=== What you should do ===
What lines of the material hold the string "recovered"? Pull each of them out.

=== Listed entries ===

--- START ---

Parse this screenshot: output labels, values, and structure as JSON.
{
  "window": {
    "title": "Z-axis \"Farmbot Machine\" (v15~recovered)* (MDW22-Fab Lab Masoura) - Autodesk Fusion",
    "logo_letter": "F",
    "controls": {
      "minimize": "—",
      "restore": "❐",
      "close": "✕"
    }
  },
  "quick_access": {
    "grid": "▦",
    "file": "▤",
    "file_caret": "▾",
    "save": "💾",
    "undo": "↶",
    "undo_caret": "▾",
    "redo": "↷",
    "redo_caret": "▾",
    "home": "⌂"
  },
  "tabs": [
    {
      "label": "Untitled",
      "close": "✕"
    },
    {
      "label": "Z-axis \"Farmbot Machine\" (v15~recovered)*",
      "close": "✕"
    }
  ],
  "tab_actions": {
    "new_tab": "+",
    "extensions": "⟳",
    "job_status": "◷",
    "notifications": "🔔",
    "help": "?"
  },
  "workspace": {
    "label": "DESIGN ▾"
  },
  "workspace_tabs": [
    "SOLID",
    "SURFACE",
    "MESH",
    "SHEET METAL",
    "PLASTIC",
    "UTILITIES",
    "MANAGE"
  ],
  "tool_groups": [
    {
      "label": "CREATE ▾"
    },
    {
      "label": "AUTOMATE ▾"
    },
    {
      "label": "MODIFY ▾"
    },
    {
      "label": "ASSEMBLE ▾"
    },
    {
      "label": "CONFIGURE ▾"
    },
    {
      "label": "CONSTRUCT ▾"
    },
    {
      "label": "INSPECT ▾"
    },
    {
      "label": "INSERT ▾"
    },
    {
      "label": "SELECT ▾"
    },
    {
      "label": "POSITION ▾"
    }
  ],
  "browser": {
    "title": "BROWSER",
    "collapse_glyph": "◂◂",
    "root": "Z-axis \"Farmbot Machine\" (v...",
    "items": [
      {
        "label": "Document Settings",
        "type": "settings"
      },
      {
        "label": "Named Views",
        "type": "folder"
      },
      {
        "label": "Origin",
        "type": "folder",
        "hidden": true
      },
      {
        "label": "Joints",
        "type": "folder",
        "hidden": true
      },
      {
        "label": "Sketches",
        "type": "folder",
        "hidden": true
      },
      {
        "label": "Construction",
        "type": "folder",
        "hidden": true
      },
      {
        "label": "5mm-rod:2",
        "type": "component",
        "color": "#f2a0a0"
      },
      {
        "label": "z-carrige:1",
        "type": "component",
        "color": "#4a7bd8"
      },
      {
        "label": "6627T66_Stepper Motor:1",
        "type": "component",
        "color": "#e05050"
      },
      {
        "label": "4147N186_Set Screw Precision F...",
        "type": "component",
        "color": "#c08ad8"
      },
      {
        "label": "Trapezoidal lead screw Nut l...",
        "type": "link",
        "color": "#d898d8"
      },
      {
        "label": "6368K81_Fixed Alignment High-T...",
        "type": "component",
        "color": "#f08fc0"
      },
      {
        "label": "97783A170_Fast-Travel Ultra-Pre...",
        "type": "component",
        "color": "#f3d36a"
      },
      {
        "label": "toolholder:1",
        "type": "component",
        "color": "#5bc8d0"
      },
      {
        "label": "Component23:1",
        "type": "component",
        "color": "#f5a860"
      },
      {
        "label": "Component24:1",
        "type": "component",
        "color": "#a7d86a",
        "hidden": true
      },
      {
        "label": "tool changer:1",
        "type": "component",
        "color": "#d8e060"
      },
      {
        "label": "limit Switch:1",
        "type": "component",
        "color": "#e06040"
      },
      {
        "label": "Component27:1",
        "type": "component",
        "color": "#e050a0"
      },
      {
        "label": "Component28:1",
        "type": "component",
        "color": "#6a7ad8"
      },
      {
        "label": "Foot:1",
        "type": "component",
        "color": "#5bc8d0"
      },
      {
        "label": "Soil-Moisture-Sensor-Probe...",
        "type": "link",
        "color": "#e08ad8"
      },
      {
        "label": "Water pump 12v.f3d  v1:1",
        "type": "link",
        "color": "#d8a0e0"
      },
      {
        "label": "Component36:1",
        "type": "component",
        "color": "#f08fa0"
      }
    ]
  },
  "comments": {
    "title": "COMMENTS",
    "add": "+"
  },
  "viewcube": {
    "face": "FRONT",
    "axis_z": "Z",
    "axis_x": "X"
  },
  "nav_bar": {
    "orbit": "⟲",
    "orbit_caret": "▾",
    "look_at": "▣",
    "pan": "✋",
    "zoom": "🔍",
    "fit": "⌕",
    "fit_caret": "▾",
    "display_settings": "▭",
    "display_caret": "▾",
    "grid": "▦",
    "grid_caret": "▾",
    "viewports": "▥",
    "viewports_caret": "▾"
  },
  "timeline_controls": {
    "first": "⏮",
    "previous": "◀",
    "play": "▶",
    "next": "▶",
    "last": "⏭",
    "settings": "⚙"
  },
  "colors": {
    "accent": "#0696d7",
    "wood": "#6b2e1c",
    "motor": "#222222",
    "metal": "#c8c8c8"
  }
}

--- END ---

=== Response below ===
    "title": "Z-axis \"Farmbot Machine\" (v15~recovered)* (MDW22-Fab Lab Masoura) - Autodesk Fusion",
      "label": "Z-axis \"Farmbot Machine\" (v15~recovered)*",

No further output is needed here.